So, of course, Jamie liked the dirty jeans at AE best. And my parents have this bizarre, vehement, earth-scorching hate of the dirty jeans. Every time they’d see a pair, they’d just go off on a “kids these days” tangent that lasted for years, like why would people pay ACTUAL MONEY for jeans that looked like they were run over by a truck, and sure, Jamie could have the dirty jeans if the people at AE would wash them first and seriously, did you know that the jeans are dirty? Because those jeans? They’re dirty. They’re DIRTY!
Dad did specifically ask me to mention in this post that when we walked in to AE, he told one of the salesgirls that someone came in and got their jeans all dirty, and the salesgirl played right along and told him that someone ran in and dirtied them all up before anyone could do anything about it. It was actually pretty funny, if you were there.

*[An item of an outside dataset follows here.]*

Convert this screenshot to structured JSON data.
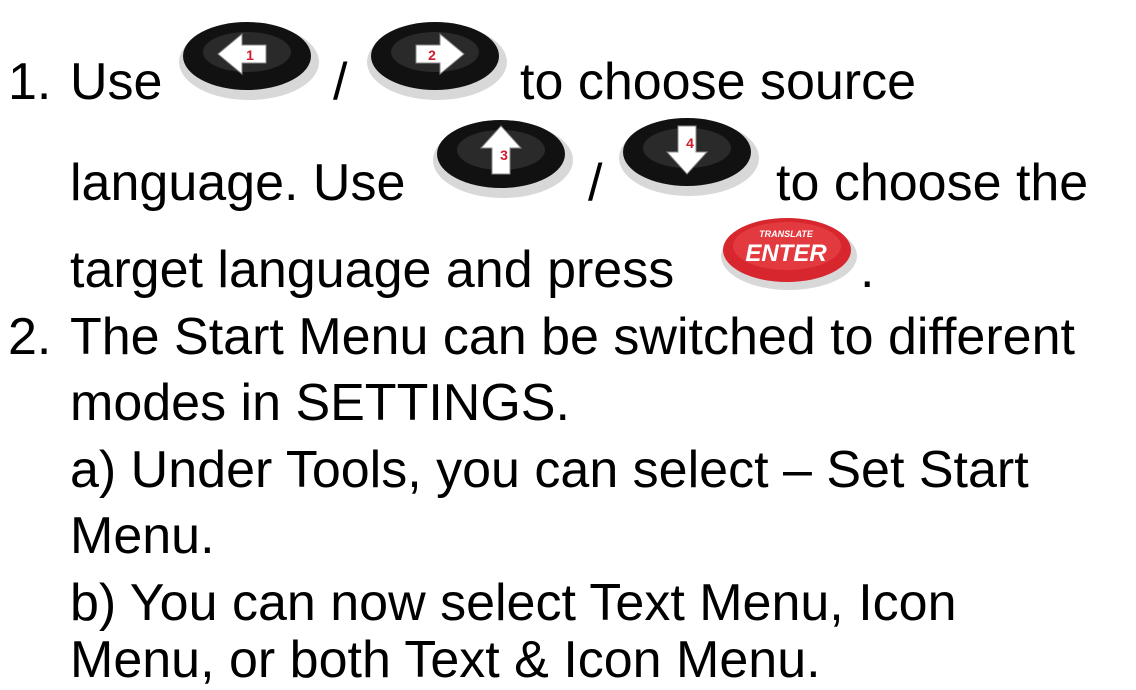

Mom also hates the torn-up jeans, because, in her words, they weren’t “earned.” Because, see, back in her hippie days, it was cool to buy a pair of new jeans and wear them until they fell apart, and it gave you some kind of hippie cred, but now you can buy the jeans already falling apart, which is not only stupid and a waste of money, but actually cheapens your life.
My parents also won’t spend more than $50 on a pair of jeans, which is fine, because I won’t either, but Mom gets heart palpitations from $40 jeans as well, and will only grudgingly pay $30 for a pair of jeans.

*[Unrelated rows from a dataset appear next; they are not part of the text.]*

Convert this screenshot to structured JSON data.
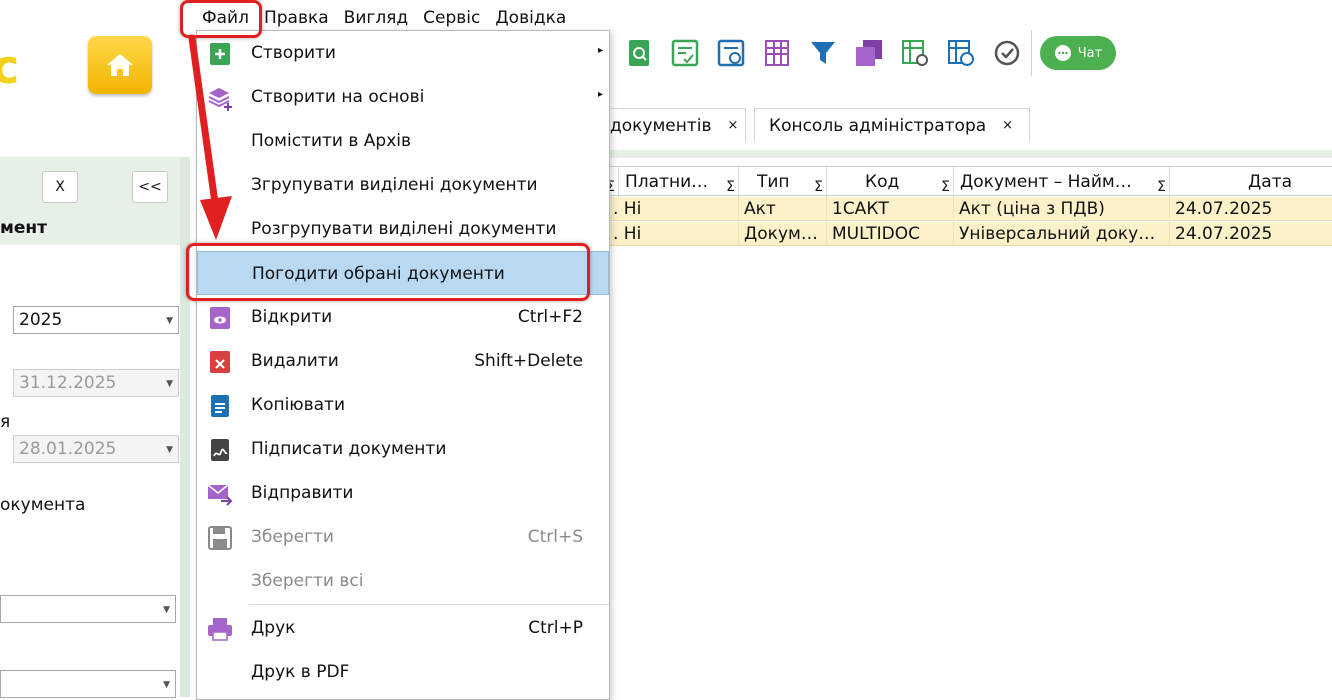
{
  "menubar": {
    "items": [
      "Файл",
      "Правка",
      "Вигляд",
      "Сервіс",
      "Довідка"
    ]
  },
  "toolbar": {
    "chat_label": "Чат"
  },
  "tabs": [
    {
      "label": "документів",
      "close": "×"
    },
    {
      "label": "Консоль адміністратора",
      "close": "×"
    }
  ],
  "left_panel": {
    "close_btn": "X",
    "collapse_btn": "<<",
    "heading": "мент",
    "year": "2025",
    "date_from": "31.12.2025",
    "label_ya": "я",
    "date_to": "28.01.2025",
    "label_doc": "окумента"
  },
  "grid": {
    "columns": [
      {
        "label": "",
        "sum": "Σ"
      },
      {
        "label": "Платни…",
        "sum": "Σ"
      },
      {
        "label": "Тип",
        "sum": "Σ"
      },
      {
        "label": "Код",
        "sum": "Σ"
      },
      {
        "label": "Документ – Найм…",
        "sum": "Σ"
      },
      {
        "label": "Дата",
        "sum": ""
      }
    ],
    "rows": [
      {
        "c0": "",
        "payer": ". Ні",
        "type": "Акт",
        "code": "1САКТ",
        "doc": "Акт (ціна з ПДВ)",
        "date": "24.07.2025"
      },
      {
        "c0": "",
        "payer": ". Ні",
        "type": "Докум…",
        "code": "MULTIDOC",
        "doc": "Універсальний доку…",
        "date": "24.07.2025"
      }
    ]
  },
  "file_menu": {
    "items": [
      {
        "label": "Створити",
        "shortcut": "",
        "submenu": "▸"
      },
      {
        "label": "Створити на основі",
        "shortcut": "",
        "submenu": "▸"
      },
      {
        "label": "Помістити в Архів",
        "shortcut": ""
      },
      {
        "label": "Згрупувати виділені документи",
        "shortcut": ""
      },
      {
        "label": "Розгрупувати виділені документи",
        "shortcut": ""
      },
      {
        "label": "Погодити обрані документи",
        "shortcut": ""
      },
      {
        "label": "Відкрити",
        "shortcut": "Ctrl+F2"
      },
      {
        "label": "Видалити",
        "shortcut": "Shift+Delete"
      },
      {
        "label": "Копіювати",
        "shortcut": ""
      },
      {
        "label": "Підписати документи",
        "shortcut": ""
      },
      {
        "label": "Відправити",
        "shortcut": ""
      },
      {
        "label": "Зберегти",
        "shortcut": "Ctrl+S"
      },
      {
        "label": "Зберегти всі",
        "shortcut": ""
      },
      {
        "label": "Друк",
        "shortcut": "Ctrl+P"
      },
      {
        "label": "Друк в PDF",
        "shortcut": ""
      }
    ]
  },
  "colors": {
    "accent_red": "#e02020",
    "highlight": "#b9d9f2",
    "row_bg": "#fdf1c9",
    "chat_green": "#4caf50",
    "panel_green": "#e7f0e6"
  }
}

So these are the limitations we face when trying to find Jamie at least one good pair of jeans.
It was all worth it, though, because after trying on about fifty pairs of jeans at American Eagle, Jay found a couple of pairs that fit her little cheesestick body beautifully, were neither dirty nor torn, and cost – wait for it – $29.50. Which is less than $30. So that’s totally fine and great. And then they went to Aeropostale (while I waited outside on a bench because Aeropostale is too crowded and gives me hives) and Jamie actually picked out a skirt all on her own.
It might have been the most successful school shopping excursion ever. Not everything was perfect, though, so maybe instead of making it halfway up the mountain before falling off and dying, we made it three-quarters of the way up.